After this section, there is a less technical, but still quite technical section, which I passed quite quickly, but I was surprised to notice that my competitor in Alpha Flyers was approaching me. When I was descending in trail shoes, which I thought was on the limit, the athlete in carbon super shoes was going faster than me.

I realized that I was losing everything, and when I got to the dirt section, where I didn’t need any technicality, I turned on the maximum speed and went down so fast that my ears were ringing. Well, that’s how it seemed to me, judging by Garmin, my maximum pace was 4:30.

The last lap

On the last lap, I didn’t have much strength, but I kept running, pushed by the fact that my rival was chasing me behind. On the trail, I caught up David, who was running his third lap with another athlete.

I got to the food station and took two more carrots, but they were not as awesome as the one I had on the third lap. I don’t know why. As I ran out of the food station, I saw my rival in the Alfaflyes arriving.

I was climbing up, and the excitement was driving me, but I didn’t have much strength, so sometimes I thought: “Well, it will overtake me, it will overtake me,” but I pushed them away and kept pushing forward.

On the way down, I saw another athlete who was going through the rope section for the first time and I was very surprised by how fast I was going through this section. “I’m doing it for the second time,” I shouted at him and ran away, noticing that a familiar white tri-suite with brightly colored running shoes appeared on the mountain.

I ran downstairs without looking back and just squeezed everything I had left out of my body. But before I turned onto the embankment, I cast a quick glance back and saw that there was no one in sight.

One last push and I ran to the finishing arch. Just for fun, at the same time, the Kids race was taking place and I finished with the kids. And that’s why no one cared if someone finished a long distance because the kids were running right there.

I shook hands with Frank, who was standing with a handful of children’s medals, and he greeted me and said: “Go get a burger, you need to eat.” Kai was also there, and he also greeted me. I took a burger with a big piece of fish instead of a cutlet and went to the transit. At that moment, an athlete in Alfafly arrived.

He came up to me in transit, we shook hands and exchanged impressions of the race. He told me that he had been trying to get me for a lap and a half, and I admitted that I had been running the whole lap and a half to get away from him.

After that, I took my things and went home.

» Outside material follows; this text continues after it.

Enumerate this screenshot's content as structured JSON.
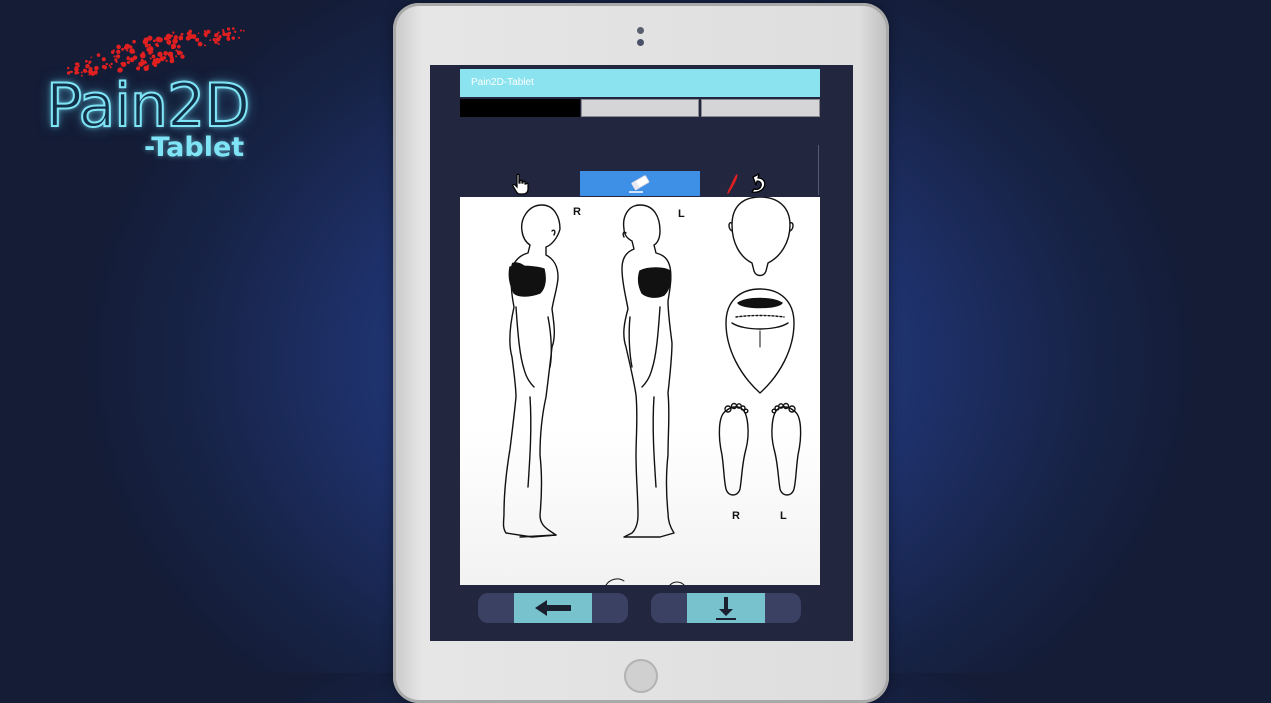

I spent the next day on a short trip around the islands, not having time for anything I had planned. But that’s a topic for a future video that will be released on my YouTube channel.

Leave a Reply

Your email address will not be published. Required fields are marked *